Record extracts:
----

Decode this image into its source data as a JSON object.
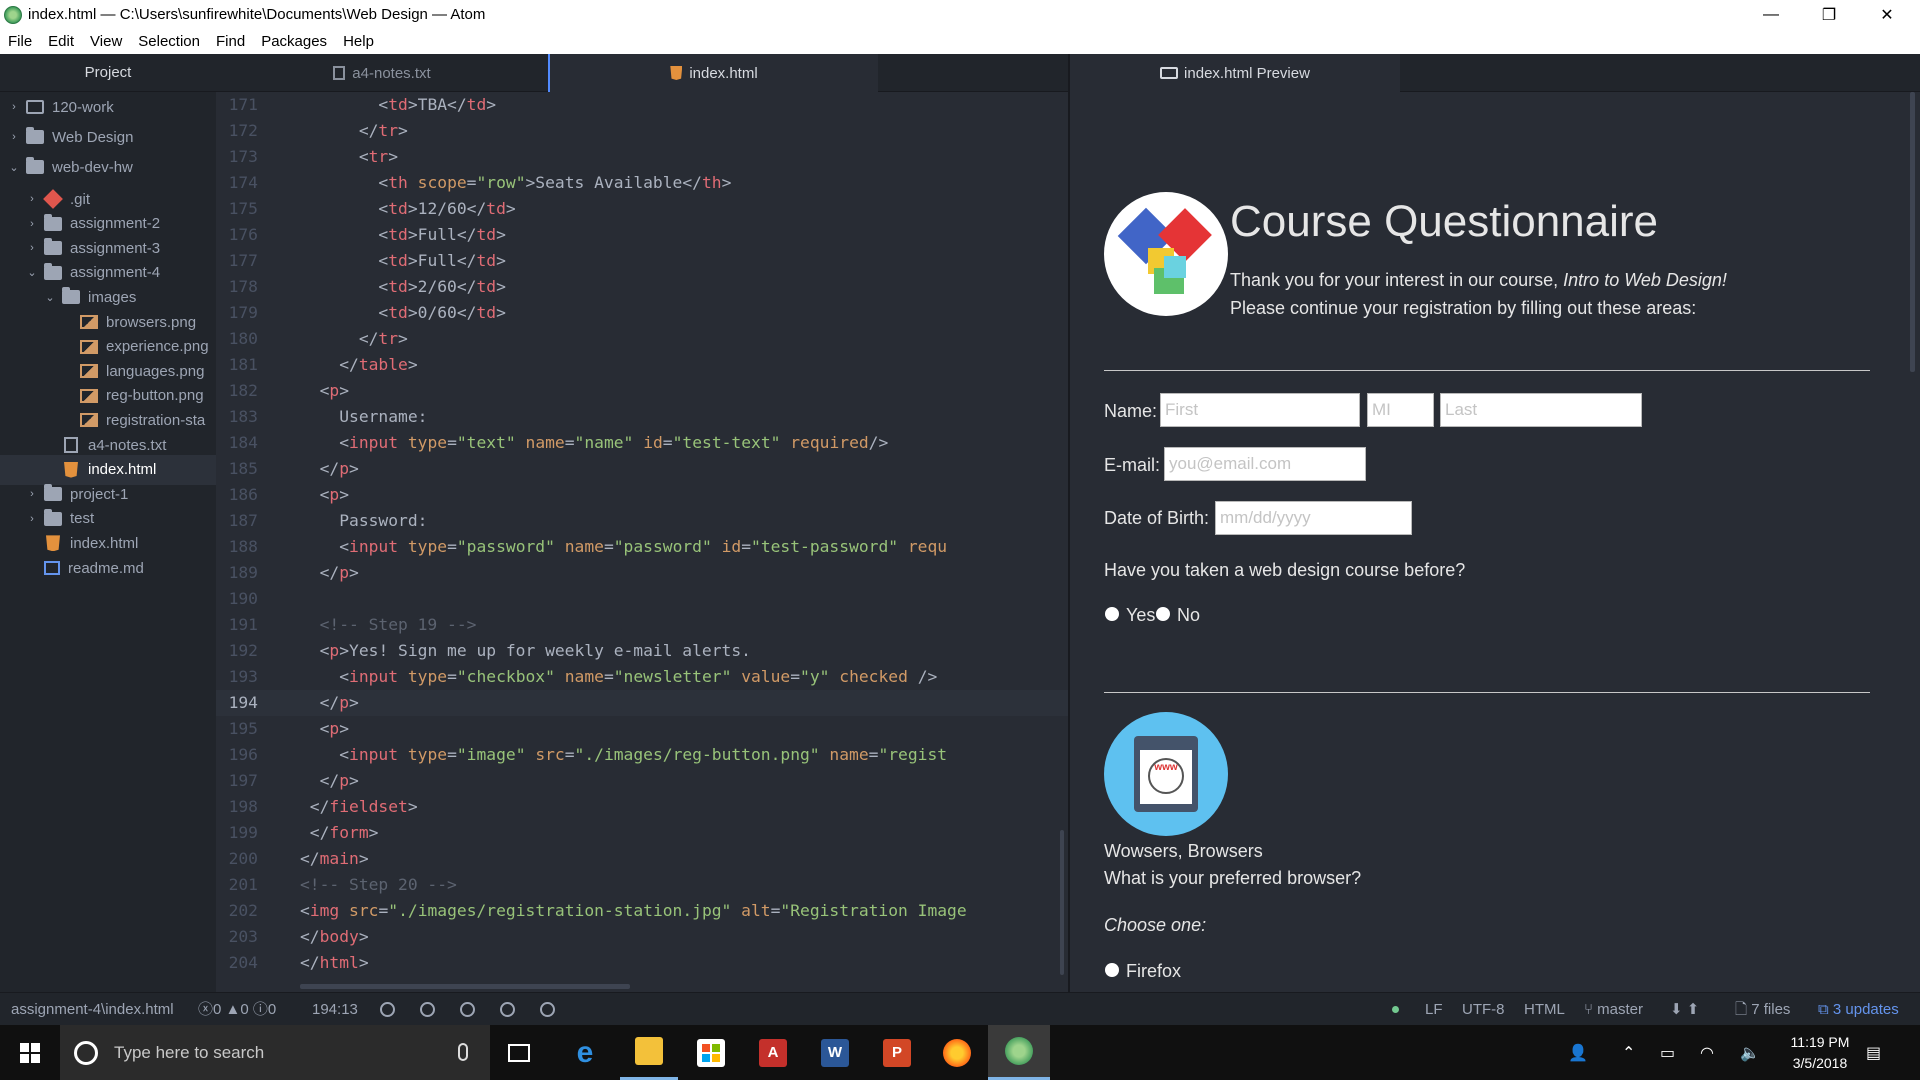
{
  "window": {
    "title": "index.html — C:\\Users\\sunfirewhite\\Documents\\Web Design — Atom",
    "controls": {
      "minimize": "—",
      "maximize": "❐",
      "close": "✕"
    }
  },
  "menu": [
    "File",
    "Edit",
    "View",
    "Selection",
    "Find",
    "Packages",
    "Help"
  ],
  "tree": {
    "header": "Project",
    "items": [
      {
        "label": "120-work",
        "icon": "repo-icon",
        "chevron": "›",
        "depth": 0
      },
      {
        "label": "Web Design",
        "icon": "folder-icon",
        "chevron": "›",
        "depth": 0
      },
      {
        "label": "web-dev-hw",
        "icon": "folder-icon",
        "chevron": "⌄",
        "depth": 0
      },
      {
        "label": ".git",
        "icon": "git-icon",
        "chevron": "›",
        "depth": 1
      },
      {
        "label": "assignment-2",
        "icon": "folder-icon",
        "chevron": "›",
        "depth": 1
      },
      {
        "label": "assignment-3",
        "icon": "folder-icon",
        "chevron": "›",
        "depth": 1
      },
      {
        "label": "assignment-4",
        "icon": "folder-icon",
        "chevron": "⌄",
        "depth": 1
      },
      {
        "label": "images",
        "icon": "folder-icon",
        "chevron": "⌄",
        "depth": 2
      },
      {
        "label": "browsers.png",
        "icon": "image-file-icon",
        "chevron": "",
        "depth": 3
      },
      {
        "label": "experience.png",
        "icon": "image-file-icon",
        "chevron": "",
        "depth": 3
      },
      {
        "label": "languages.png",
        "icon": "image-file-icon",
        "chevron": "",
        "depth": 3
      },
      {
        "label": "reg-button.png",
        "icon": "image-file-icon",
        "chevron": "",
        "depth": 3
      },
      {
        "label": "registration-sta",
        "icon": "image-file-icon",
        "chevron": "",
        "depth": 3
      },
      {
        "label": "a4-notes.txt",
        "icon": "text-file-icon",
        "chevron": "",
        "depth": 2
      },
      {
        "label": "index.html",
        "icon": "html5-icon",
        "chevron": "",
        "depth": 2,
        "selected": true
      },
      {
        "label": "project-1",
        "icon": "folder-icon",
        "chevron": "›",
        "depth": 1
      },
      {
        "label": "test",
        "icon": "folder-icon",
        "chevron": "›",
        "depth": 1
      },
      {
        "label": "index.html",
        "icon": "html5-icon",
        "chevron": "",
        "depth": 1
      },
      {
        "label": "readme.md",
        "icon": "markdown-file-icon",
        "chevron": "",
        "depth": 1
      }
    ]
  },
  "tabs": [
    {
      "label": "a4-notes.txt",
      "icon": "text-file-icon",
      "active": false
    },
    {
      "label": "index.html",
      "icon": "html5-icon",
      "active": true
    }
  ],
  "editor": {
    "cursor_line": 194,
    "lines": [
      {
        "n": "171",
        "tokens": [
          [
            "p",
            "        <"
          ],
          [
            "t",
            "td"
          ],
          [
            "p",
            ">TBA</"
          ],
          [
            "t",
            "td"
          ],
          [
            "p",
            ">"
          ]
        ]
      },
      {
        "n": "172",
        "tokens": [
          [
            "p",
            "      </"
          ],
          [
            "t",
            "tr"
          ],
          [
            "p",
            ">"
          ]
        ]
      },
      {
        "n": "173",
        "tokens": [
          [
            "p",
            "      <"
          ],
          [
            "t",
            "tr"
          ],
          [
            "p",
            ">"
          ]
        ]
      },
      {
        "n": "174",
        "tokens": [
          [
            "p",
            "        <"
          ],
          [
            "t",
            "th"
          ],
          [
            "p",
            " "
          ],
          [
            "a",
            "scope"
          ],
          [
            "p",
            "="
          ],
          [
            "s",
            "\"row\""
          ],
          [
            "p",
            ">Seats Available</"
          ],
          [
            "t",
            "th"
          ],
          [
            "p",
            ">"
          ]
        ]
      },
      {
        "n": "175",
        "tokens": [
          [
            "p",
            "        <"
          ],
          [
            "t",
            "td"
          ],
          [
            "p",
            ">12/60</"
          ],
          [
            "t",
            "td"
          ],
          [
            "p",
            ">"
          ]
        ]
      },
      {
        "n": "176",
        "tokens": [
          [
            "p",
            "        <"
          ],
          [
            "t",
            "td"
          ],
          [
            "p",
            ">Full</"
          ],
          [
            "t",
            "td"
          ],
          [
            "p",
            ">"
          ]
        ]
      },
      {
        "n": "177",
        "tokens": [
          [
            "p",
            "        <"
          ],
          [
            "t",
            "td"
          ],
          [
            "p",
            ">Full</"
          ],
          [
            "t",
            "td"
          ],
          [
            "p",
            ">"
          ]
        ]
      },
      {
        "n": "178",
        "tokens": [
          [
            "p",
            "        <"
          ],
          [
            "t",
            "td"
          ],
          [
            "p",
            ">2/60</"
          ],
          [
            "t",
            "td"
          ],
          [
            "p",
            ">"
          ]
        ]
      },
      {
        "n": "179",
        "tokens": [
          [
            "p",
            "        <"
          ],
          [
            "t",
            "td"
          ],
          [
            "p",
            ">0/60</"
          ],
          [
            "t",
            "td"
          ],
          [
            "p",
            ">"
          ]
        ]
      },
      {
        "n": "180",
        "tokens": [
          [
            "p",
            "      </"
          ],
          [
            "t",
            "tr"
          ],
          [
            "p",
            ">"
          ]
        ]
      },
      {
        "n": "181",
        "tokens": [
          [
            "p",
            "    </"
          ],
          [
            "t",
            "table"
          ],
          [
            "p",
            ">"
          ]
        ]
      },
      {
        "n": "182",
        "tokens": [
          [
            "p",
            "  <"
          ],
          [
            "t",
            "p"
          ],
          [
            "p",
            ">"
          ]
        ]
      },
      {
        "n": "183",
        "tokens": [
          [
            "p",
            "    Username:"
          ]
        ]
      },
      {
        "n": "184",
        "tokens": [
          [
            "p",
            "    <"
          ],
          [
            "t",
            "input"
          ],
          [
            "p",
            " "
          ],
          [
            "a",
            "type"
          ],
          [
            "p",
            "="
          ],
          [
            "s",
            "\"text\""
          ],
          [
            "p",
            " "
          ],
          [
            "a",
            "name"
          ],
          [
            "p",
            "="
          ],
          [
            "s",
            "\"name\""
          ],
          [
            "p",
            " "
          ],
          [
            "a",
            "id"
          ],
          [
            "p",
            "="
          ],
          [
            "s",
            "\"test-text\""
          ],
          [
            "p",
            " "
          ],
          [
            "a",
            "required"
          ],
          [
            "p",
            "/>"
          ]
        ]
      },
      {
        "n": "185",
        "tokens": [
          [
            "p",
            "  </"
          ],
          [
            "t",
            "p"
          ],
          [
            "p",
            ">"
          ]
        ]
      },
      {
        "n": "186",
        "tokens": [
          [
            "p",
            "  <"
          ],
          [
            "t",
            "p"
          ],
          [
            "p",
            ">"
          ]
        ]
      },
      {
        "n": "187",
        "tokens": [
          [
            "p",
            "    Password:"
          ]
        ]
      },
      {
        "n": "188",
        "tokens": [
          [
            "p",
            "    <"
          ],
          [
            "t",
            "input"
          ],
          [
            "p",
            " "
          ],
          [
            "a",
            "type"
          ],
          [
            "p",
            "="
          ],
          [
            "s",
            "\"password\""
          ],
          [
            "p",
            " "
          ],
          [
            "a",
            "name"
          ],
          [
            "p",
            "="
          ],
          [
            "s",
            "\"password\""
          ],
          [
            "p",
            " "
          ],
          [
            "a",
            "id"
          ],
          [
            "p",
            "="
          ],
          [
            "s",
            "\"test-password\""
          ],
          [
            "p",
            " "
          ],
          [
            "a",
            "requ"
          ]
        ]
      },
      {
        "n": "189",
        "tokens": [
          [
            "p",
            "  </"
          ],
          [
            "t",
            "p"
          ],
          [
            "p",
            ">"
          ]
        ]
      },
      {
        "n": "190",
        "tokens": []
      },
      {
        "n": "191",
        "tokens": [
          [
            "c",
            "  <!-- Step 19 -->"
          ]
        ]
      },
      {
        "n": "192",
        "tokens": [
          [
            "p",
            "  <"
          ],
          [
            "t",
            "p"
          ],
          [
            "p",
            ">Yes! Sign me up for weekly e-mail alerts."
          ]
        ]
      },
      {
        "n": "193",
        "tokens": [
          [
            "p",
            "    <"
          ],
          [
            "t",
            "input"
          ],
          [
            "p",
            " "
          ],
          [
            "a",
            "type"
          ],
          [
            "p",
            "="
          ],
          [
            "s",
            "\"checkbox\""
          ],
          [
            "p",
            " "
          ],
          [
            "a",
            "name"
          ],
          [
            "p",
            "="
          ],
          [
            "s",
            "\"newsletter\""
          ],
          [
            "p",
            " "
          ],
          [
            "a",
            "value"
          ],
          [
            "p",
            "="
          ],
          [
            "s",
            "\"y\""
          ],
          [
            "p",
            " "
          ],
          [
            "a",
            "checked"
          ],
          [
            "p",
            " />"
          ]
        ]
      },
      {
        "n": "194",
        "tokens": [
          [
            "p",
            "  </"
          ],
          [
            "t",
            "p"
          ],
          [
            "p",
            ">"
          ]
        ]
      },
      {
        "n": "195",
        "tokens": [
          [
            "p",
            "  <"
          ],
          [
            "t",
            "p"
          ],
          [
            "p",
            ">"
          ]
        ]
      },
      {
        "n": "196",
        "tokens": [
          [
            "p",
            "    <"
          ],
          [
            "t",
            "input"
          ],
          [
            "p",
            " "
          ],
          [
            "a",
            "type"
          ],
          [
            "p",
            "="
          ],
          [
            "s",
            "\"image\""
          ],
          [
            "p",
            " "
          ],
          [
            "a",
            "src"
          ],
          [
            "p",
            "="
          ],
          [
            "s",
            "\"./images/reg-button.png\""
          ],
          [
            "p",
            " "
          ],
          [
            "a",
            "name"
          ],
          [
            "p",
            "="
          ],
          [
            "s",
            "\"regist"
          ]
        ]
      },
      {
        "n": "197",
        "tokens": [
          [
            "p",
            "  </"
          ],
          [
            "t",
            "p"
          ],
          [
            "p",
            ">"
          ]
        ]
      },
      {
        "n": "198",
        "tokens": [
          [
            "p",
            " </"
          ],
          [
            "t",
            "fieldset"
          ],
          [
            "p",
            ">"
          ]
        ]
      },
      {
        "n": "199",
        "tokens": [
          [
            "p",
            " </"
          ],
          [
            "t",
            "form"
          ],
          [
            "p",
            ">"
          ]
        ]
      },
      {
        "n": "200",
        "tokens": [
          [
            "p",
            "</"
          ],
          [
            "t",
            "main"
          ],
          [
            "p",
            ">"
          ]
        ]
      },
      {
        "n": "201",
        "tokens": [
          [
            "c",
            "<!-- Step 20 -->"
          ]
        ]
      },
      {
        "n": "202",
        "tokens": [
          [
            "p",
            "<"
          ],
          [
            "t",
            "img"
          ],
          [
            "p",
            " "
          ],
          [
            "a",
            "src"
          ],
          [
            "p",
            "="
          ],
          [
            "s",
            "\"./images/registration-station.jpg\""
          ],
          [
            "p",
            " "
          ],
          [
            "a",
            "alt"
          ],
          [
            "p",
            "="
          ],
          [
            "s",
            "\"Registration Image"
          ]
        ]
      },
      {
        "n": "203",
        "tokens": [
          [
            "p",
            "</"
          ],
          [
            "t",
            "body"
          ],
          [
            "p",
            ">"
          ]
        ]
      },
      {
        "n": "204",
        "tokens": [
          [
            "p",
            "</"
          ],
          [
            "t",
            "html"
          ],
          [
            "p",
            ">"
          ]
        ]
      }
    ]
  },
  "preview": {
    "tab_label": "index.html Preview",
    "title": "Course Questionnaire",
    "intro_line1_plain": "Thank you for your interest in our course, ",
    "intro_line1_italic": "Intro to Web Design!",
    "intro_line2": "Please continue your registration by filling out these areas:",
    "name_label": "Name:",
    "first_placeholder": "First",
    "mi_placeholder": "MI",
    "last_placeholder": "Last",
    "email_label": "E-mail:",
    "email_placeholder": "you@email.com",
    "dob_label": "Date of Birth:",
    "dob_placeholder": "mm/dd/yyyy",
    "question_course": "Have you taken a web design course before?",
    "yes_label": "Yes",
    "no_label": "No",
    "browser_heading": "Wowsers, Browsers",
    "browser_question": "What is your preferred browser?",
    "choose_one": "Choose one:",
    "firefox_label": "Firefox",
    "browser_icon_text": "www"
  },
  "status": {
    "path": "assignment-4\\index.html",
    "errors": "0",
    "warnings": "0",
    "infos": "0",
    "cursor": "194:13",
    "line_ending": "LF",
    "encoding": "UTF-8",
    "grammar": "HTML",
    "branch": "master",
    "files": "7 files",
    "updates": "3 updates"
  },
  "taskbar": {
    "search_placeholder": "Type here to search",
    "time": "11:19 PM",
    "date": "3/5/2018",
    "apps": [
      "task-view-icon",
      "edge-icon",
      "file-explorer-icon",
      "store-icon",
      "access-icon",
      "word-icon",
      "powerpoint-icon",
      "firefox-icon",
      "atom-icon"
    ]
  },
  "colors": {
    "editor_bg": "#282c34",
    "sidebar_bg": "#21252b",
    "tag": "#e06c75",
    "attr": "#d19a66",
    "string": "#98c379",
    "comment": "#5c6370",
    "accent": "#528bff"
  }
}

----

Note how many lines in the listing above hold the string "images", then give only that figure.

Exercise response:
3